__AIM OF THE TASK__
Reproduce the entries exactly and omit the pictures.

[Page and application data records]

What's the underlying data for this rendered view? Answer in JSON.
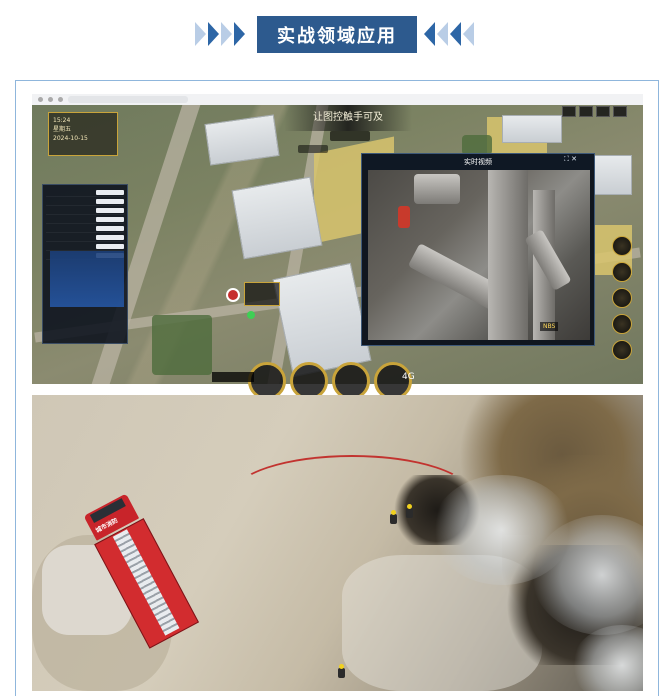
{
  "header": {
    "title": "实战领域应用"
  },
  "screenshot1": {
    "banner_title": "让图控触手可及",
    "video_panel_title": "实时视频",
    "video_tag": "NBS",
    "info_card": {
      "line1": "15:24",
      "line2": "星期五",
      "line3": "2024-10-15"
    },
    "signal_label": "4G"
  },
  "screenshot2": {
    "truck_label": "城市消防"
  },
  "colors": {
    "title_bg": "#2d5a8e",
    "chevron": "#2d66a6",
    "frame_border": "#8fb6dc"
  }
}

__WRITTEN RESPONSE__
What's the underlying data for this rendered view? Answer in JSON.
{
  "header": {
    "title": "实战领域应用"
  },
  "screenshot1": {
    "banner_title": "让图控触手可及",
    "video_panel_title": "实时视频",
    "video_tag": "NBS",
    "info_card": {
      "line1": "15:24",
      "line2": "星期五",
      "line3": "2024-10-15"
    },
    "signal_label": "4G"
  },
  "screenshot2": {
    "truck_label": "城市消防"
  },
  "colors": {
    "title_bg": "#2d5a8e",
    "chevron": "#2d66a6",
    "frame_border": "#8fb6dc"
  }
}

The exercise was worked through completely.